E.T. and his iPhone
Edward Tufte is big when it comes to information graphics in books—but a quick glimpse at his site will reveal that he is not the man to trust when it comes to interaction design.—Don’t beat an old man even if he’s throwing dirt they say, but when we saw him correcting Apple’s iPhone as if it was the white paper of one of his first year college students the iA alarm bells went of…
There is just too much randomness in his little lecture. Here we have a slide from the video, a gallery page on the iPhone:
The line between the pictures should be one pixel and grey.
One might have a little debate about the more or less random one pixel assumption (bigger thumbnails perhaps?), but in order to have a clear contrast between each picture the line needs to be white.
Why? Because the contrast between solid white and any other color is, at best, 100% (white or black). The degree of contrast between 50% gray and any other color is, at best, 50% (gray to black or gray to white). When the 50% gray is a solid, 1px line between images that are of varying colors, the apparent visual contrast is reduced proportionally. Maybe we should have been college professors instead of designers though. Then we could make obnoxious claims rather than working.
Here’s another, this time from the stock exchange screen of the iPhone:
“The iPhone stock exchange page looks like a power point slide. Strong colors and zebra stripes, but not much information. Down below a modest datagraphic cartoon.”
His criticism is that it is too “carthhhuuuny.” It looks like Excell or Powerpoint. What? Whatever that means, changing the above into the following unreadable amateur sketch is not a solution:
Straight out of a book. Difficult to scan. No immediately recognizable hierarchy. Requires zooming. I’m still not sure what we’re even looking at.
Maybe it’s just a sketch; an illustration of an idea and not necessarily the improvement he’d like to see. After all, by this point he’s a little vague on the reasoning and evidence to his claims. Let’s hope he comes up with something that proves he knows what he’s talking about.
The button bar steals away fully 10% of the screen.
Sure, fully ten percent of the screen can be considered a waste of valuable screen real estate. So what would you suggest professor?
“It should be transparent.”
Making it a transparent thief of valuable screen real estate does little to solve the problem. As the top bar in Leopard demonstrates, transparent bars can be more of an annoyance than a viable design solution. There are other alternatives worthy of consideration, but again, that’s a job for a designer, not a college professor.
Next, the professor adds the final nail to his design coffin with a rehash of the weather forecast:
Why not show a dynamic weather forecast and use the magnificent resolution?
Why not? Because doing so would result in distracting, uninformative clutter.
This slide should be painful for any designer to look at. It takes the clear and readable original format, compresses it to a tiny corner of the screen, adds worthless text (set in his beloved Gill Sans), then visually rapes half the screen with a moving graphic requiring a degree in meteorology to derive any substantial meaning from. Overload and clutter are not attributes of information, they are a failure of design. Wouldn’t you agree, professor?
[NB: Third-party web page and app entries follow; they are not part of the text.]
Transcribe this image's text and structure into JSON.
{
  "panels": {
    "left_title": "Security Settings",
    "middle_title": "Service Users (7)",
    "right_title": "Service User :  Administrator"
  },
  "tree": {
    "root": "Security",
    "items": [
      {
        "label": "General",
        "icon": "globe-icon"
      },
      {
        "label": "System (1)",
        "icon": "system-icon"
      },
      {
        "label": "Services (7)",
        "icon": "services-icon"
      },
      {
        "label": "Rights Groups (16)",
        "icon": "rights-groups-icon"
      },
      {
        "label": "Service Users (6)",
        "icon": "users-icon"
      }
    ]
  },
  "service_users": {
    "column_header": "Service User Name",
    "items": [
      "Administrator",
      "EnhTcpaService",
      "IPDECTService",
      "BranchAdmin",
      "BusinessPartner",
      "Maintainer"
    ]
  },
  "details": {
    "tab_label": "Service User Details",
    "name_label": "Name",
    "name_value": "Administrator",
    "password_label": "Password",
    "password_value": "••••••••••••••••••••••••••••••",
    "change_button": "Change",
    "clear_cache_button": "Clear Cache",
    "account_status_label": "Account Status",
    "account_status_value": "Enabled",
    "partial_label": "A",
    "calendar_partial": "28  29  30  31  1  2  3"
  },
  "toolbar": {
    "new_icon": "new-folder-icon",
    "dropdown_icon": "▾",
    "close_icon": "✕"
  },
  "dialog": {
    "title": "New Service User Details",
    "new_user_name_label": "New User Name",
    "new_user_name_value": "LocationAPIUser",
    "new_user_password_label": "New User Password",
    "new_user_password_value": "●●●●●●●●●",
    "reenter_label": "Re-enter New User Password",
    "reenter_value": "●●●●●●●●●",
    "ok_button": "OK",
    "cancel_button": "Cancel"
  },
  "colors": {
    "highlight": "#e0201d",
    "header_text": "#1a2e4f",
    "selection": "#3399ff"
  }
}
Overload and clutter are not attributes of information, they are failure of design.
I’m glad we’re on the same page. In conclusion, his theory is: “To clarify, add detail.” Our tip: To understand interaction design, you need to practice it.***